In which lines of the data does the string "Output" appear? Copy every one.

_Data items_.
━━━━━━━━━━━━━━━━━━━━

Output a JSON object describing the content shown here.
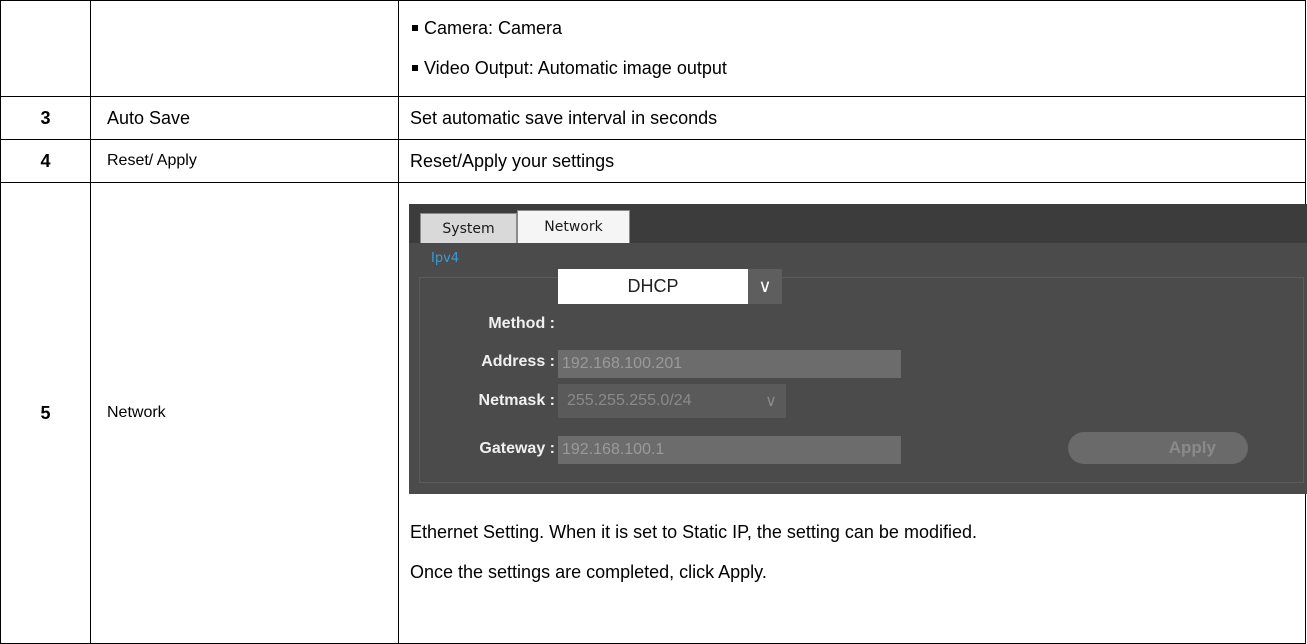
{
  "rows": {
    "top": {
      "bullets": [
        "Camera: Camera",
        "Video Output: Automatic image output"
      ]
    },
    "row3": {
      "num": "3",
      "name": "Auto Save",
      "desc": "Set automatic save interval in seconds"
    },
    "row4": {
      "num": "4",
      "name": "Reset/ Apply",
      "desc": "Reset/Apply your settings"
    },
    "row5": {
      "num": "5",
      "name": "Network",
      "paragraphs": [
        "Ethernet Setting. When it is set to Static IP, the setting can be modified.",
        "Once the settings are completed, click Apply."
      ]
    }
  },
  "dialog": {
    "tabs": [
      "System",
      "Network"
    ],
    "active_tab": "Network",
    "group_label": "Ipv4",
    "method": {
      "label": "Method :",
      "value": "DHCP"
    },
    "address": {
      "label": "Address :",
      "value": "192.168.100.201"
    },
    "netmask": {
      "label": "Netmask :",
      "value": "255.255.255.0/24"
    },
    "gateway": {
      "label": "Gateway :",
      "value": "192.168.100.1"
    },
    "apply_label": "Apply",
    "colors": {
      "accent": "#3a9bd8",
      "panel": "#4b4b4b",
      "titlebar": "#3c3c3c"
    }
  }
}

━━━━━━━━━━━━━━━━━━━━

_RESPONSE TO THE EXERCISE_.
Output a JSON object describing the content shown here.
        "Video Output: Automatic image output"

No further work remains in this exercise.